The Cañon School building is a classic example of its architectural type and the enduring importance of these schools to their communities. 

In 2018, the Yocha Dehe Wintun Nation purchased land adjacent to the schoolhouse for growing alfalfa. The historic structure—where some Tribal citizens once learned alongside Anglo and Hispanic students from the Capay Valley—came with it. 

“This history of Yocha Dehe and the history of Yolo County are one and the same, even in this little, one-room schoolhouse. We have elders who learned in that special building too, and we are determined to preserve it,” said the Tribal Council of the Yocha Dehe Wintun Nation.   

Persevering is nothing new for the schoolhouse. It was built and rebuilt three times, starting in 1861. The initial structure was replaced in 1868. When that second structure was destroyed by fire, the present schoolhouse was built on its current site in 1884. 

“It represents the history of the valley,” explained Wyatt Cline, a lifelong Capay Valley resident whose relatives attended the school. He describes it as a place where “all children from every background were welcome to go to school.” 

20 to 35 students in grades Kindergarten through 8 attended. The day started when the bell rang—the wooden belfry was added as a class project in 1902—at 9 a.m. From that time until 4 p.m., one teacher taught all grades and subjects.

Mary Stephens Dewall is a retired Yolo County Librarian. Her mother, Anna Louise Birch Stephens, worked as a long-term substitute teacher at Cañon School in the late 1940s and early 50s. 

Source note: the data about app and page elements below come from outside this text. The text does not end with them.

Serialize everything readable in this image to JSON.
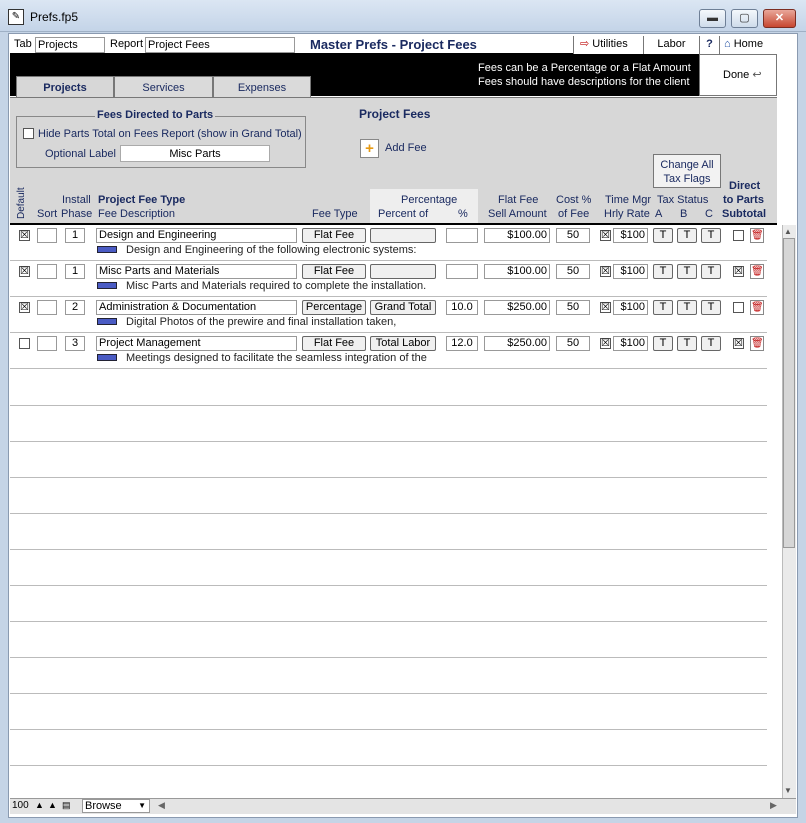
{
  "window": {
    "title": "Prefs.fp5",
    "min": "▬",
    "max": "▢",
    "close": "✕"
  },
  "header": {
    "tab_label": "Tab",
    "tab_value": "Projects",
    "report_label": "Report",
    "report_value": "Project Fees",
    "title": "Master Prefs - Project Fees",
    "utilities": "Utilities",
    "labor": "Labor",
    "help": "?",
    "home": "Home"
  },
  "notes": {
    "line1": "Fees can be a Percentage or a Flat Amount",
    "line2": "Fees should have descriptions for the client",
    "done": "Done"
  },
  "tabs": [
    "Projects",
    "Services",
    "Expenses"
  ],
  "fees_directed": {
    "title": "Fees Directed to Parts",
    "hide_label": "Hide Parts Total on Fees Report (show in Grand Total)",
    "optional_label": "Optional Label",
    "optional_value": "Misc Parts"
  },
  "project_fees": {
    "title": "Project Fees",
    "add_fee": "Add Fee",
    "change_all_1": "Change All",
    "change_all_2": "Tax Flags"
  },
  "columns": {
    "default": "Default",
    "sort": "Sort",
    "install": "Install",
    "phase": "Phase",
    "fee_type_title": "Project Fee Type",
    "fee_desc": "Fee Description",
    "fee_type": "Fee Type",
    "percentage": "Percentage",
    "percent_of": "Percent of",
    "pct": "%",
    "flat_fee": "Flat Fee",
    "sell_amount": "Sell Amount",
    "cost_pct": "Cost %",
    "of_fee": "of Fee",
    "time_mgr": "Time Mgr",
    "hrly_rate": "Hrly Rate",
    "tax_status": "Tax Status",
    "tax_a": "A",
    "tax_b": "B",
    "tax_c": "C",
    "direct": "Direct",
    "to_parts": "to Parts",
    "subtotal": "Subtotal"
  },
  "rows": [
    {
      "default": "☒",
      "phase": "1",
      "name": "Design and Engineering",
      "fee_type": "Flat Fee",
      "percent_of": "",
      "pct": "",
      "amount": "$100.00",
      "cost": "50",
      "time_mgr": "☒",
      "rate": "$100",
      "a": "T",
      "b": "T",
      "c": "T",
      "direct": "",
      "desc": "Design and Engineering of  the following electronic systems:"
    },
    {
      "default": "☒",
      "phase": "1",
      "name": "Misc Parts and Materials",
      "fee_type": "Flat Fee",
      "percent_of": "",
      "pct": "",
      "amount": "$100.00",
      "cost": "50",
      "time_mgr": "☒",
      "rate": "$100",
      "a": "T",
      "b": "T",
      "c": "T",
      "direct": "☒",
      "desc": "Misc Parts and Materials required to complete the installation."
    },
    {
      "default": "☒",
      "phase": "2",
      "name": "Administration & Documentation",
      "fee_type": "Percentage",
      "percent_of": "Grand Total",
      "pct": "10.0",
      "amount": "$250.00",
      "cost": "50",
      "time_mgr": "☒",
      "rate": "$100",
      "a": "T",
      "b": "T",
      "c": "T",
      "direct": "",
      "desc": "Digital Photos of the prewire and final installation taken,"
    },
    {
      "default": "",
      "phase": "3",
      "name": "Project Management",
      "fee_type": "Flat Fee",
      "percent_of": "Total Labor",
      "pct": "12.0",
      "amount": "$250.00",
      "cost": "50",
      "time_mgr": "☒",
      "rate": "$100",
      "a": "T",
      "b": "T",
      "c": "T",
      "direct": "☒",
      "desc": "Meetings designed to facilitate the seamless integration of the"
    }
  ],
  "status": {
    "zoom": "100",
    "mode": "Browse"
  }
}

“I remember her saying that the kids were so nice and helpful,” Dewall said. “There was a wood stove, and there were clothes drying all over. The students got out brooms to sweep. Everybody helped out.”

The building was more than just a place of learning. It also served as a gathering hall for the Capay Valley community and the setting for many an ice cream social.

The school closed in the early 1960s with the advent of school busses and consolidation. 

In 1972, the Cañon School was placed on the National Register of Historic Places. 

In the application for that recognition, then-owners Herman and Delores Schwarz wrote, “It was a focus for community pride and pleasure…Its creation and improvements over the years were a direct result of the collective efforts of the local population.” 

While the plans for future use of the school building are still preliminary, Yocha Dehe is actively collecting artifacts from the school’s storied past.

“It’s important to preserve history so we can tell our stories, positive and negative, and learn,” said Cline. “Knowing where we come from helps us know where we are going.” 

Written By

Yocha Dehe Wintun Nation